I pride myself on calling out tech industry BS when I see it, but after reading Nate Silver’s fantastic book “The Signal and The Noise,” and seeing the common mistakes people make when trying to make predictions and forecasts, I realized I haven’t been nearly harsh enough in pointing out the flawed thinking that permeates the Valley. Considering the tech industry is reliant on reading the signals to predict, and even create the future, what Silicon Valley players classify as “signal” is almost laughable. Most of them are not only missing signals and listening to all noise, but they’re actively contributing to the noise.
One of the biggest current trends is the hype of “big data.” Data is seen as the holy grail that will eliminate mistakes and show everyone the way. VCs have even started using data to determine what and who they should invest in.
But not all data is useful. More data also means more noise. If anything, it makes it harder to figure out what data matters and what data is worthless, or even what’s a confusing false signal. Who’s parsing the data and on what basis? How do the VCs, entrepreneurs, and various gurus know how to filter the data signals from this now gigantic mass of data noise? In most cases they don’t.

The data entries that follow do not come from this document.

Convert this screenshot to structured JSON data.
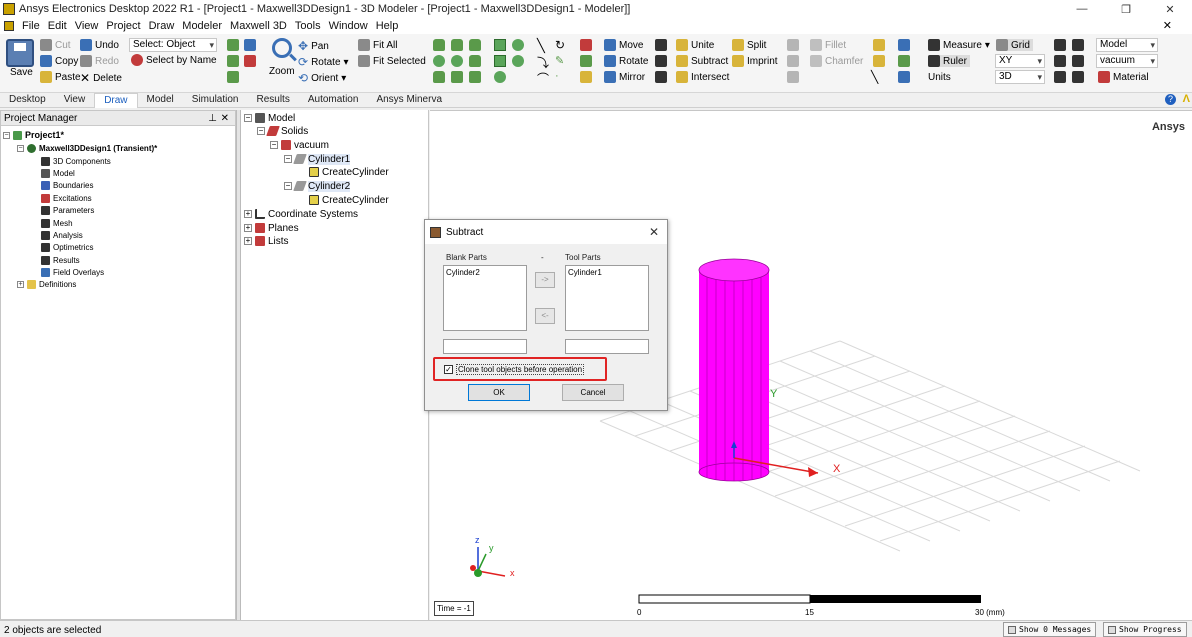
{
  "window": {
    "title": "Ansys Electronics Desktop 2022 R1 - [Project1 - Maxwell3DDesign1 - 3D Modeler - [Project1 - Maxwell3DDesign1 - Modeler]]",
    "minimize": "—",
    "restore": "❐",
    "close": "✕"
  },
  "menu": [
    "File",
    "Edit",
    "View",
    "Project",
    "Draw",
    "Modeler",
    "Maxwell 3D",
    "Tools",
    "Window",
    "Help"
  ],
  "ribbon": {
    "save": "Save",
    "cut": "Cut",
    "copy": "Copy",
    "paste": "Paste",
    "undo": "Undo",
    "redo": "Redo",
    "delete": "Delete",
    "select_combo": "Select: Object",
    "select_by_name": "Select by Name",
    "zoom": "Zoom",
    "pan": "Pan",
    "rotate": "Rotate",
    "orient": "Orient",
    "fit_all": "Fit All",
    "fit_selected": "Fit Selected",
    "move": "Move",
    "rotate2": "Rotate",
    "mirror": "Mirror",
    "unite": "Unite",
    "subtract": "Subtract",
    "intersect": "Intersect",
    "split": "Split",
    "imprint": "Imprint",
    "fillet": "Fillet",
    "chamfer": "Chamfer",
    "measure": "Measure",
    "ruler": "Ruler",
    "units": "Units",
    "grid": "Grid",
    "plane_combo": "XY",
    "dim_combo": "3D",
    "model_combo": "Model",
    "material_combo": "vacuum",
    "material": "Material"
  },
  "tabs": [
    "Desktop",
    "View",
    "Draw",
    "Model",
    "Simulation",
    "Results",
    "Automation",
    "Ansys Minerva"
  ],
  "active_tab": "Draw",
  "project_manager": {
    "header": "Project Manager",
    "pin": "⊥",
    "close": "✕",
    "project": "Project1*",
    "design": "Maxwell3DDesign1 (Transient)*",
    "items": [
      "3D Components",
      "Model",
      "Boundaries",
      "Excitations",
      "Parameters",
      "Mesh",
      "Analysis",
      "Optimetrics",
      "Results",
      "Field Overlays"
    ],
    "definitions": "Definitions"
  },
  "model_tree": {
    "model": "Model",
    "solids": "Solids",
    "vacuum": "vacuum",
    "cylinder1": "Cylinder1",
    "create1": "CreateCylinder",
    "cylinder2": "Cylinder2",
    "create2": "CreateCylinder",
    "coordinate_systems": "Coordinate Systems",
    "planes": "Planes",
    "lists": "Lists"
  },
  "viewport": {
    "brand": "Ansys",
    "time": "Time = -1",
    "axis_x": "X",
    "axis_y": "Y",
    "triad_x": "x",
    "triad_y": "y",
    "triad_z": "z",
    "scale_labels": [
      "0",
      "15",
      "30 (mm)"
    ],
    "cylinder_color": "#ff00ff"
  },
  "dialog": {
    "title": "Subtract",
    "close": "✕",
    "blank_parts_label": "Blank Parts",
    "dash": "-",
    "tool_parts_label": "Tool Parts",
    "blank_parts": [
      "Cylinder2"
    ],
    "tool_parts": [
      "Cylinder1"
    ],
    "to_right": "->",
    "to_left": "<-",
    "clone_label": "Clone tool objects before operation",
    "clone_checked": true,
    "ok": "OK",
    "cancel": "Cancel"
  },
  "status": {
    "text": "2 objects are selected",
    "show_messages": "Show 0 Messages",
    "show_progress": "Show Progress"
  }
}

Another mistake the Valley commonly makes is being too confident in their predictions. One of the more fascinating parts of Silver’s book is when he explains how minuscule changes in initial data produced wildly different weather predictions. In one test case, simply rounding off barometric pressure to the third decimal instead of the fourth resulted in a prediction of thunderstorms instead of clear skies.
This is the result of Chaos theory or what people sometimes call The Butterfly Effect. Dynamic systems, including the weather and our economy, are always changing and nonlinear. Even with incredible advancements in weather-predicting technology and satellite imagery of worldwide weather patterns, a weather prediction beyond nine days becomes less reliable than a simple historical average.
Think about that for a moment. An almanac will give you a more accurate prediction for next Thursday’s weather than the National Weather Service forecast.
I’m no statistician, and I could be making some unscientific assumptions here, but this seems to imply that a signal that is an amplification or the result of another signal is more likely to be incorrect beyond a short time window when compared to a forecast independently derived through long term analysis.
As a thought exercise, think about the current wave of incubators and accelerators. First Paul Graham saw the signal that startups could be launched quickly and cheaply and Y-Combinator was born. Then Techstars applied similar reasoning in Boulder and other cities. Then everybody and their mother piled in. Instead of correcting along each step and reanalyzing the landscape, perhaps looking at the “signal” that too many incubators were competing for too few quality entrepreneurs, incubator founders listened for reinforcing “noise” which then doubled as a multiplier for still more incubators. In a very short time, we were off the charts.
As humans, we also have a tendency to put too much weight on immediate and “obvious” signals such as hot streaks. Proper application of Bayes’ theorem, which is generally accepted by statisticians including Silver, indicates we often overestimate odds based on false positives while discounting preexisting odds.
In short, we overreact to data which is new or fresh even when it has little bearing on long term outcomes. In the tech world, this manifests itself in the form of things such as overfunding of social media companies, because Facebook and Instagram were successful. Without getting into the mathematical details, I am confident that an honest application of Bayes theorem (I say honest because Bayes theorem still requires us to make initial assumptions) would have shown Viddy to have a laughably small chance of returning investor’s money based on its $370 million dollar funding valuation. But lucky for Viddy, VCs were hyped up on the latest news.
Of course, the biggest noise maker of all is social media itself, which has given everyone a platform to make noise and reinforce trends without anyone checking for validity. Instead of seeing social media for what it is, a room full of insular people screaming for attention, Silicon Valley has turned to social media to find its experts and look for the next big thing. Then we add our own voices to the mix, Retweeting and reinforcing what everyone else is saying, and we label it big data.
When people talk about the terabytes of data being produced each day, there is an automatic assumption that all of this data is valuable. Not only is the vast majority of it not valuable, but most of it just clouds our prediction efforts.
Instead of the age of big data, we’re really stuck in an age of deafening noise.
[Illustration by Niv Bavarsky for PandoDaily]